Travel through history without leaving your living room. A discussion with local craftsman Scott Kaiser
It’s not surprising that Scott Kaiser’s designs masterfully blend function and artistry. An attorney by day and creative mastermind behind his company, Karte, by night, Kaiser himself beautifully blends creativity and analytical thought. We recently sat down with Kaiser to talk about his love of Kansas City history and the origins and philosophy behind Karte (German for “map”).
Kansas City Spaces: How would you describe Karte’s creations?
Scott Kaiser: Karte makes cartographic interior elements, including coffee tables and wall-mounted art installations. Each piece we create allows our customers to showcase a beautiful map in their living space, while making a statement about their own identity and connection to a physical place. Our coffee tables feature a detailed historical map image, etched in a tempered glass top and showcased on a solid-hardwood or stainless-steel base.
KCS: Your tables blend function and whimsy in such a unique way; how did the idea come about?
SK: After reading J.C. Nichols’ biography, I started collecting Kansas City maps from the early 1900s and discovered that these maps helped me to share a piece of the city’s history with others. These old maps, with their period-specific fonts and features, are more than utilitarian lines on paper. They are art and they tell a story.
When I bought a house built in 1925 in Brookside a few years ago, I wanted a way to showcase these Kansas City maps and do them justice. Mounting a glass map in an elegant hardwood coffee table seemed to be the perfect solution.

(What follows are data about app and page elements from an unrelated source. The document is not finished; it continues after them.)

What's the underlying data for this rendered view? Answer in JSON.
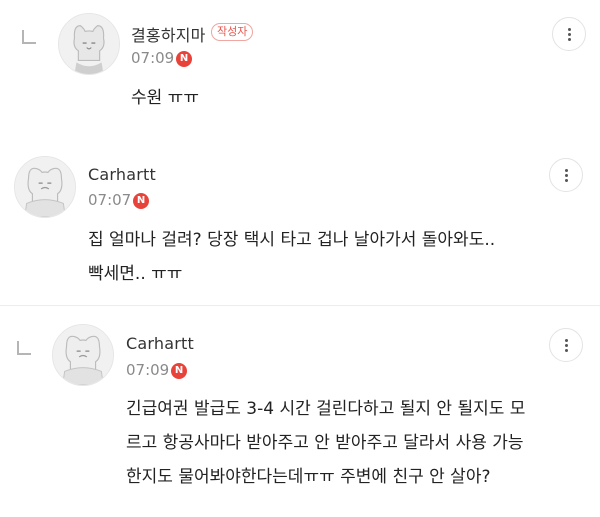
{
  "comments": [
    {
      "author": "결홍하지마",
      "badge": "작성자",
      "time": "07:09",
      "new_icon_label": "N",
      "lines": [
        "수원 ㅠㅠ"
      ]
    },
    {
      "author": "Carhartt",
      "time": "07:07",
      "new_icon_label": "N",
      "lines": [
        "집 얼마나 걸려? 당장 택시 타고 겁나 날아가서 돌아와도..",
        "빡세면.. ㅠㅠ"
      ]
    },
    {
      "author": "Carhartt",
      "time": "07:09",
      "new_icon_label": "N",
      "lines": [
        "긴급여권 발급도 3-4 시간 걸린다하고 될지 안 될지도 모",
        "르고 항공사마다 받아주고 안 받아주고 달라서 사용 가능",
        "한지도 물어봐야한다는데ㅠㅠ 주변에 친구 안 살아?"
      ]
    }
  ]
}
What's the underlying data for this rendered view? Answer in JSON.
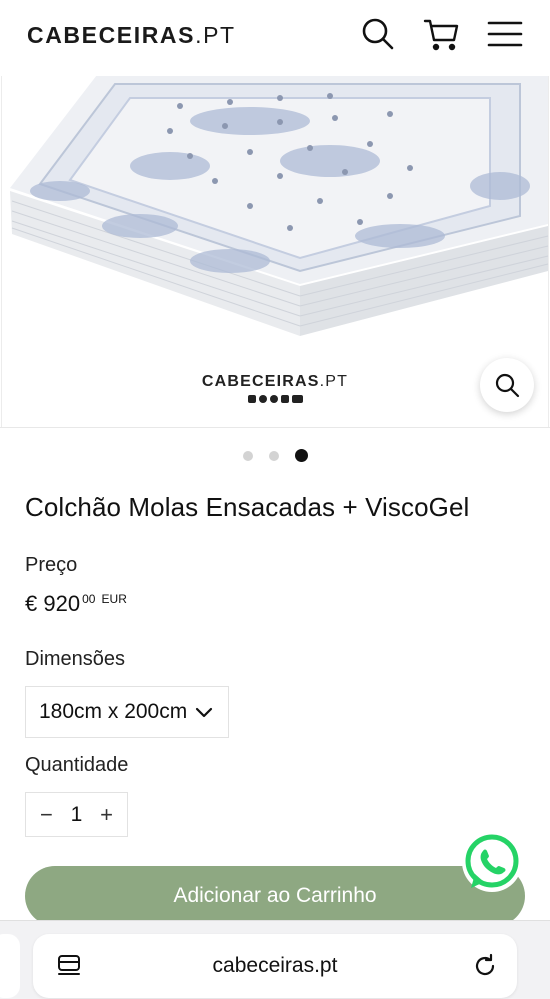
{
  "header": {
    "brand_bold": "CABECEIRAS",
    "brand_light": ".PT",
    "icons": [
      "search-icon",
      "cart-icon",
      "menu-icon"
    ]
  },
  "gallery": {
    "image_brand_bold": "CABECEIRAS",
    "image_brand_light": ".PT",
    "slides_total": 3,
    "active_slide": 3,
    "zoom_icon": "zoom-icon"
  },
  "product": {
    "title": "Colchão Molas Ensacadas + ViscoGel",
    "price_label": "Preço",
    "price_main": "€ 920",
    "price_cents": "00",
    "price_currency": "EUR",
    "dimensions_label": "Dimensões",
    "dimensions_value": "180cm x 200cm",
    "quantity_label": "Quantidade",
    "quantity_minus": "−",
    "quantity_value": "1",
    "quantity_plus": "+",
    "add_to_cart": "Adicionar ao Carrinho"
  },
  "colors": {
    "accent": "#8ea882",
    "whatsapp": "#25d366"
  },
  "browser": {
    "url": "cabeceiras.pt",
    "icons": [
      "tabs-icon",
      "reload-icon"
    ]
  }
}
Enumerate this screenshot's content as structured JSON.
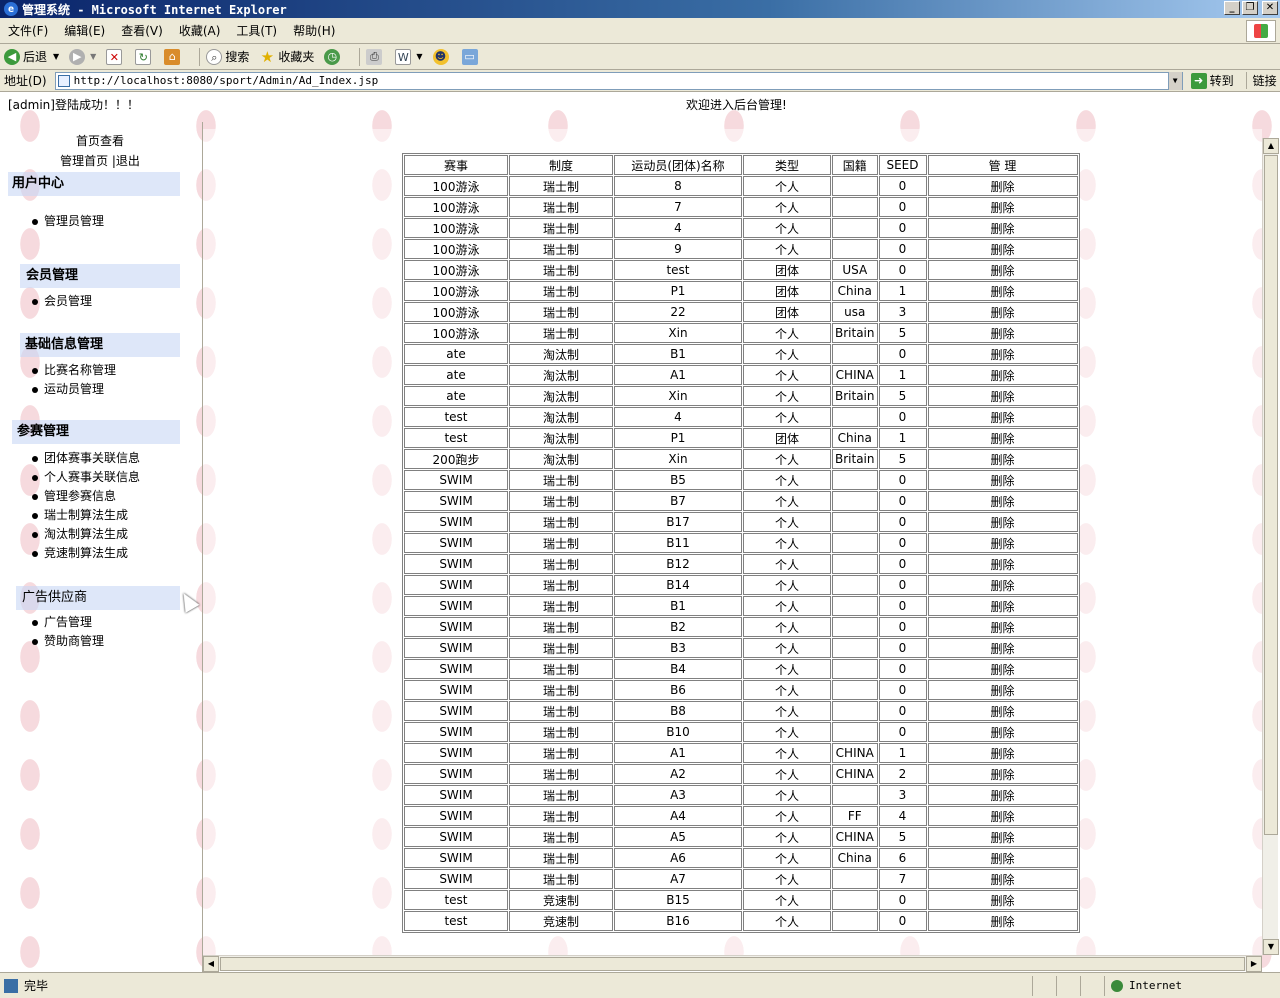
{
  "window": {
    "title": "管理系统 - Microsoft Internet Explorer"
  },
  "menubar": {
    "items": [
      "文件(F)",
      "编辑(E)",
      "查看(V)",
      "收藏(A)",
      "工具(T)",
      "帮助(H)"
    ]
  },
  "toolbar": {
    "back_label": "后退",
    "search_label": "搜索",
    "favorites_label": "收藏夹"
  },
  "addressbar": {
    "label": "地址(D)",
    "url": "http://localhost:8080/sport/Admin/Ad_Index.jsp",
    "go_label": "转到",
    "links_label": "链接"
  },
  "page": {
    "login_message": "[admin]登陆成功！！！",
    "welcome": "欢迎进入后台管理!"
  },
  "sidebar": {
    "home_view": "首页查看",
    "home_logout": "管理首页 |退出",
    "sections": [
      {
        "title": "用户中心",
        "items": [
          "管理员管理"
        ]
      },
      {
        "title": "会员管理",
        "items": [
          "会员管理"
        ]
      },
      {
        "title": "基础信息管理",
        "items": [
          "比赛名称管理",
          "运动员管理"
        ]
      },
      {
        "title": "参赛管理",
        "items": [
          "团体赛事关联信息",
          "个人赛事关联信息",
          "管理参赛信息",
          "瑞士制算法生成",
          "淘汰制算法生成",
          "竞速制算法生成"
        ]
      },
      {
        "title": "广告供应商",
        "items": [
          "广告管理",
          "赞助商管理"
        ]
      }
    ]
  },
  "table": {
    "headers": [
      "赛事",
      "制度",
      "运动员(团体)名称",
      "类型",
      "国籍",
      "SEED",
      "管 理"
    ],
    "delete_label": "删除",
    "rows": [
      [
        "100游泳",
        "瑞士制",
        "8",
        "个人",
        "",
        "0"
      ],
      [
        "100游泳",
        "瑞士制",
        "7",
        "个人",
        "",
        "0"
      ],
      [
        "100游泳",
        "瑞士制",
        "4",
        "个人",
        "",
        "0"
      ],
      [
        "100游泳",
        "瑞士制",
        "9",
        "个人",
        "",
        "0"
      ],
      [
        "100游泳",
        "瑞士制",
        "test",
        "团体",
        "USA",
        "0"
      ],
      [
        "100游泳",
        "瑞士制",
        "P1",
        "团体",
        "China",
        "1"
      ],
      [
        "100游泳",
        "瑞士制",
        "22",
        "团体",
        "usa",
        "3"
      ],
      [
        "100游泳",
        "瑞士制",
        "Xin",
        "个人",
        "Britain",
        "5"
      ],
      [
        "ate",
        "淘汰制",
        "B1",
        "个人",
        "",
        "0"
      ],
      [
        "ate",
        "淘汰制",
        "A1",
        "个人",
        "CHINA",
        "1"
      ],
      [
        "ate",
        "淘汰制",
        "Xin",
        "个人",
        "Britain",
        "5"
      ],
      [
        "test",
        "淘汰制",
        "4",
        "个人",
        "",
        "0"
      ],
      [
        "test",
        "淘汰制",
        "P1",
        "团体",
        "China",
        "1"
      ],
      [
        "200跑步",
        "淘汰制",
        "Xin",
        "个人",
        "Britain",
        "5"
      ],
      [
        "SWIM",
        "瑞士制",
        "B5",
        "个人",
        "",
        "0"
      ],
      [
        "SWIM",
        "瑞士制",
        "B7",
        "个人",
        "",
        "0"
      ],
      [
        "SWIM",
        "瑞士制",
        "B17",
        "个人",
        "",
        "0"
      ],
      [
        "SWIM",
        "瑞士制",
        "B11",
        "个人",
        "",
        "0"
      ],
      [
        "SWIM",
        "瑞士制",
        "B12",
        "个人",
        "",
        "0"
      ],
      [
        "SWIM",
        "瑞士制",
        "B14",
        "个人",
        "",
        "0"
      ],
      [
        "SWIM",
        "瑞士制",
        "B1",
        "个人",
        "",
        "0"
      ],
      [
        "SWIM",
        "瑞士制",
        "B2",
        "个人",
        "",
        "0"
      ],
      [
        "SWIM",
        "瑞士制",
        "B3",
        "个人",
        "",
        "0"
      ],
      [
        "SWIM",
        "瑞士制",
        "B4",
        "个人",
        "",
        "0"
      ],
      [
        "SWIM",
        "瑞士制",
        "B6",
        "个人",
        "",
        "0"
      ],
      [
        "SWIM",
        "瑞士制",
        "B8",
        "个人",
        "",
        "0"
      ],
      [
        "SWIM",
        "瑞士制",
        "B10",
        "个人",
        "",
        "0"
      ],
      [
        "SWIM",
        "瑞士制",
        "A1",
        "个人",
        "CHINA",
        "1"
      ],
      [
        "SWIM",
        "瑞士制",
        "A2",
        "个人",
        "CHINA",
        "2"
      ],
      [
        "SWIM",
        "瑞士制",
        "A3",
        "个人",
        "",
        "3"
      ],
      [
        "SWIM",
        "瑞士制",
        "A4",
        "个人",
        "FF",
        "4"
      ],
      [
        "SWIM",
        "瑞士制",
        "A5",
        "个人",
        "CHINA",
        "5"
      ],
      [
        "SWIM",
        "瑞士制",
        "A6",
        "个人",
        "China",
        "6"
      ],
      [
        "SWIM",
        "瑞士制",
        "A7",
        "个人",
        "",
        "7"
      ],
      [
        "test",
        "竞速制",
        "B15",
        "个人",
        "",
        "0"
      ],
      [
        "test",
        "竞速制",
        "B16",
        "个人",
        "",
        "0"
      ]
    ]
  },
  "statusbar": {
    "status": "完毕",
    "zone": "Internet"
  },
  "colors": {
    "titlebar": "#0a246a",
    "chrome": "#ece9d8",
    "section_bg": "#c8d7f5"
  }
}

KCS: And thus, Karte was born.
SK: Yes! I love the effect these map-tables have on people when they study them for the first time. I think people are drawn to maps because they invoke a sense of place—streets, neighborhoods, places you’ve lived or visited. And while things change, the layout always remains the same. An historical map—of a city, wine region or battleground—allows you to travel into the past and see early landowners, buildings, horse trails, springs, city limits, hidden tunnels, plats in proposed developments. I wanted to share this experience with others, so I started Karte.
Kansas City leader and developer J.C. Nichols believed in “planning for permanence.” He advocated for streets that followed the natural contours of the land instead of gridiron networks, and above all, he wanted to develop neighborhoods for those “who desired a better way of life.” Kaiser reveres these principles and finds inspiration in city maps that reflect Nichols’ ideologies.
Kaiser looks for city maps that have playful negative space and artistic fonts, borders and legends. Many of Karte’s maps come from private collections, the Library of Congress, public libraries and university archives. Karte can create custom maps as well and was recently commissioned to create an original map of the current Kansas City Country Club golf course drawn in a 1920’s style.
Dusk till Dawn
In the daylight, the delicate wood grain and intricately etched glass in each Karte creation is worthy of admiration. But wait until sundown. With a simple single-point light source, these tables instantly transform from functional furniture to works of art. With the flip of a switch, the finely etched historical map projects dramatically onto the ceiling, filling the entire room with neighborhood nostalgia.Photo by Ron Berg
Karte offers limited editions as well as built-to-order pieces in a range of beautiful hardwoods and metals. Customers can select a map from the Karte collection, provide their own or have a custom map commissioned. Find Karte furniture this spring at Coveted Home’s new location on the Country Club Plaza or visit kartecollection.com